We simulate networks of neurons to study how the brain processes information. For example, we generate network models of the basal ganglia. This includes simulations of thousands of neurons with a connectivity and synaptic transmission that resembles specific basal ganglia subregions and cell types. In a network simulation of the globus pallidus and the subthalamic nucleus we have investigated how inputs from the striatum and the cortex can lead to activity patterns that were measured in rats performing a behavioural task (Mirzaei et al., 2017). These activity patterns included sensory and motor responses in single neurons, but also brief epochs of beta oscillations in the local field potential. Furthermore, we use large-scale network models thalamo-cortical basal ganglia circuits to study how actions can be promoted or suppressed in the context of inhibitory control.
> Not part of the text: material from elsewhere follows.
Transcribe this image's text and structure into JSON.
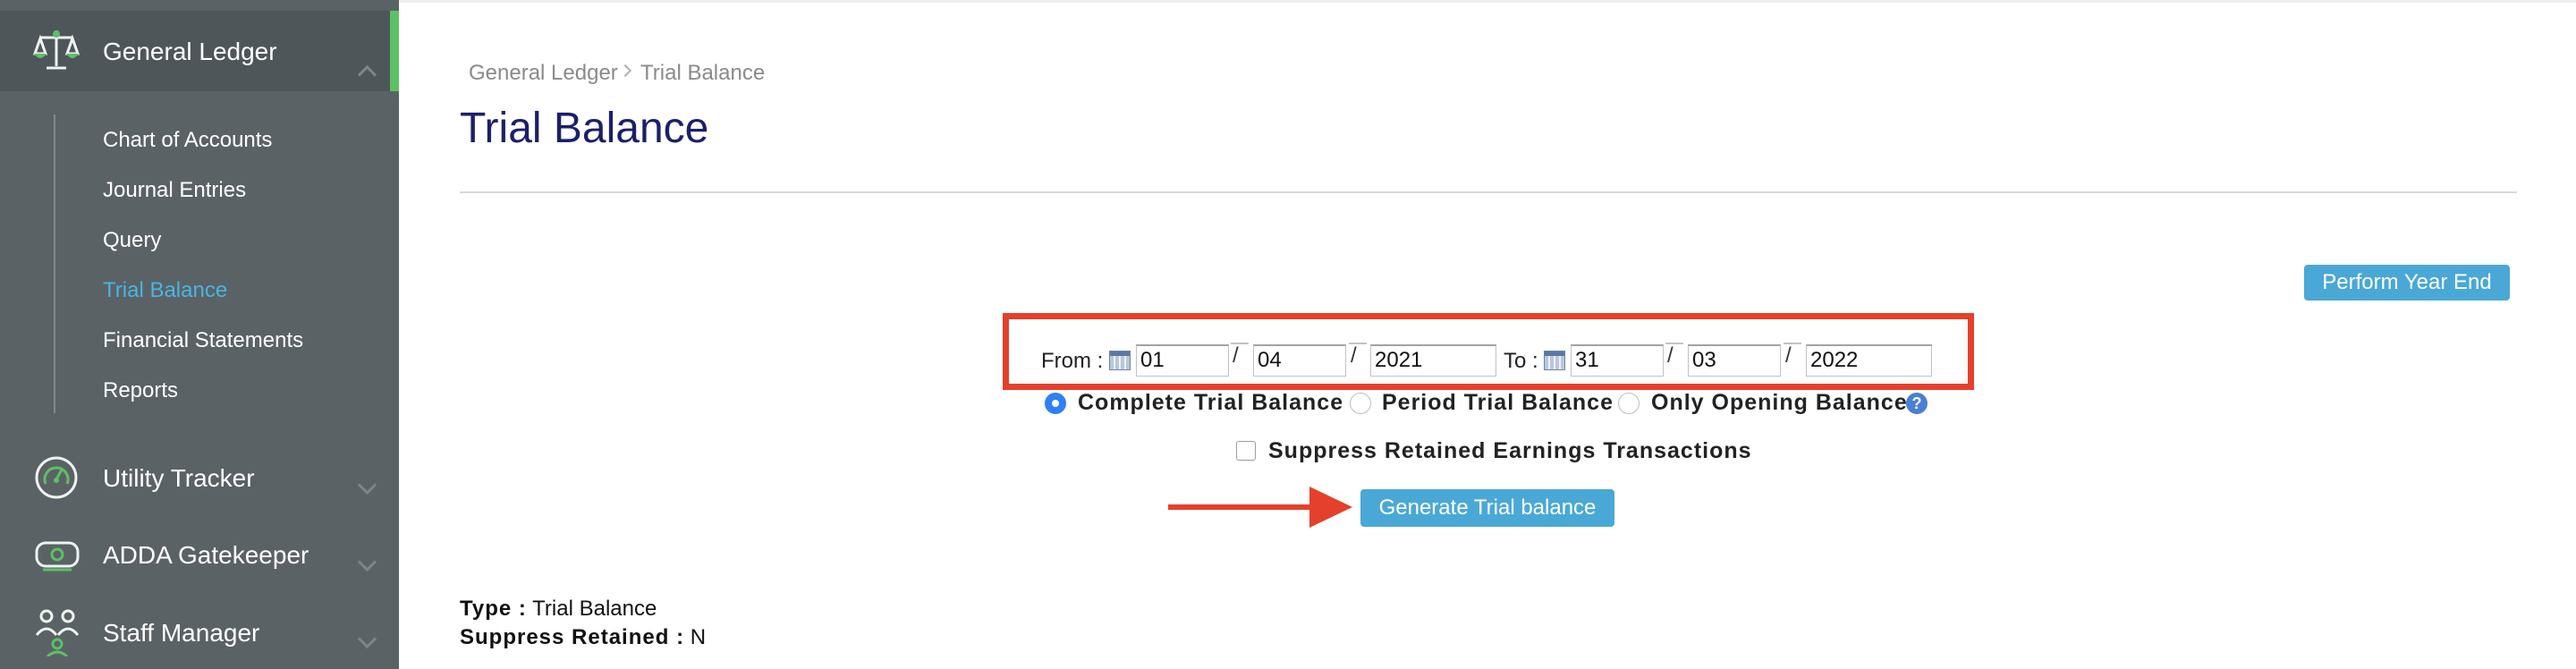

Single neuron models
We simulate the activity of single neurons to study neurons respond to inputs that they receive from other neurons. This is important to understand how activity patterns change from one brain region to another and how motor and sensory signals affect animal behaviour. For example, we simulate thalamocortical neurons and study how they respond to inputs from the basal ganglia and cortex (Mohagheghi Nejad et al., 2018). In particular, we are interested in understanding changes between normal and impaired transmission of motor signals, e.g. in Parkinson’s disease.
We use different biophysical models to study how neurons transmit signals. Currently, we focus on the dopaminergic system, trying to understand how dopamine is released in the striatum of the basal ganglia and how that affects neurons in the striatum. For example, we simulate the diffusion of dopamine in the striatal extracellular space and investigate kinetic models of dopamine receptors.